Film Review – Gravity
Alone in space with no shuttle, limited oxygen, no gravity, temperatures varying from extreme hot to cold: this is the ultimate terrifying scenario. Forget ghosts, murderers on the loose, slashers, and aliens; “stranded in space with nothing to save you” is now at the top of my scariest scenarios ever in a film or even just in life. Gravity’s director Alfonso Cuarón takes this situation and makes it one of the most suspenseful and beautiful films I have ever seen.
Scientist Ryan Stone (Sandra Bullock) is part of a space mission that includes veteran astronaut Matt Kowalski (George Clooney). Stone is not an astronaut and only has six months of space training under her belt. She is part of the mission because of her research. Everything comes to an end when satellite debris hits the space shuttle while they are outside the ship, essentially stranding them in space. The rest of the film is very simply about survival in dire circumstances.

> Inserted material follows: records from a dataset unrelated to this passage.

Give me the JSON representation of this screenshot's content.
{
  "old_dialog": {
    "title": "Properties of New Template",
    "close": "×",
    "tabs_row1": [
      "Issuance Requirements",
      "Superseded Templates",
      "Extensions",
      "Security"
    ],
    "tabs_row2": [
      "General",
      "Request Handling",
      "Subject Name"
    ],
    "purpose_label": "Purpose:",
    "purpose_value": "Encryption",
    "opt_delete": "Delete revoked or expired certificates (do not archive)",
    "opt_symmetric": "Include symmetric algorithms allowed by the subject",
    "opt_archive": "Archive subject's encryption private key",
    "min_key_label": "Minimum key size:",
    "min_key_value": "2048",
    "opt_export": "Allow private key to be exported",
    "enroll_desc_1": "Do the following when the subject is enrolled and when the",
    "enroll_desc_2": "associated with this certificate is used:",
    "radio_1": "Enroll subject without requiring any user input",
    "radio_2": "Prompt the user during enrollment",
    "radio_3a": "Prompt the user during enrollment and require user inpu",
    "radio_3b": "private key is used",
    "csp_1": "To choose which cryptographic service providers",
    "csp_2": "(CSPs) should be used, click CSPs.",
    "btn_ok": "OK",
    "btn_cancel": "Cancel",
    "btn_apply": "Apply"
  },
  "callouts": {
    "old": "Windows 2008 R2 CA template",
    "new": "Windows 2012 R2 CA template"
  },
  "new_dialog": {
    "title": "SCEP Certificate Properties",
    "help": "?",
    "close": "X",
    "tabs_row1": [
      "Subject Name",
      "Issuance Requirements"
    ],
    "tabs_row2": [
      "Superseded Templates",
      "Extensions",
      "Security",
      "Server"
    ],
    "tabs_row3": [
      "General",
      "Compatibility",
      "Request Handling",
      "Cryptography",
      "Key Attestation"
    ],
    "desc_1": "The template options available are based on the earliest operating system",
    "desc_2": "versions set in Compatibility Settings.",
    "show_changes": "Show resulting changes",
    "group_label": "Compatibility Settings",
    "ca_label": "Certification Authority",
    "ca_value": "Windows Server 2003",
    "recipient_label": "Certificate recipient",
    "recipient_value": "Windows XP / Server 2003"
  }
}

It is such a simple story, but the execution is what makes this film so good. It could not have been made years ago, or at least not very well. The only film that approaches the technical difficulty of bringing such a story to the screen is Apollo 13, and that took place mostly in a small service module. Gravity takes place mostly outside shuttles and the like while orbiting the Earth. Based on a script by Alfonso Cuarón and Jonás Cuarón, Alfonso Cuarón did not take the easy road in bringing the film to life. It is so complex. Yes, you realize that most of it is CGI and green screen, but it is done so well that, honestly, it is hard to compare it to anything. There are at least a couple of scenes where Cuarón transfers the viewer from watching the characters in the scene to the viewpoint of the character. It is not done instantly, but a slow transition in and out.
The film is available in the IMAX 3D format and, for once, I highly recommend that you dole out the extra money or go to a theater that offers it. In the case of Gravity, it is not a gimmick. The 3D is used in such a way that it adds to the experience. It is also really well done, not the kind that will cause a headache from the awful blurriness.
It is unavoidable to talk about how this film will be a frontrunner in the upcoming awards season. Sandra Bullock, while not the obvious choice for such a role, makes her nervous, uncertain, afraid scientist someone to be admired, for in the face of what seems like certain death, she becomes determined and finds her will to live. George Clooney plays a guy’s guy and a very knowledgeable astronaut, but is able to find compassion and be the voice of trust and calm for his freaked-out sidekick. Of course, Alfonso Cuarón created the masterpiece along with all the VFX/CGI artists. I would expect them all to dominate.
The less you know about Gravity, the better. Expect to be terrified, sitting on the edge of your seat, possibly with your hands covering your open mouth as you stare in wonder, shock, and awe at what you are seeing. The story that plays out is something that none of us would ever expect to be so expertly crafted in such a realistic way. Gravity is certainly a game changer for film, like Avatar was in 2009. Some may take issue with the ending or implausibility, but that is the only foreseeable complaint. Very plainly, my advice and review is to go see this masterpiece in the theater, or you will kick yourself when you see it on your tiny TV screen.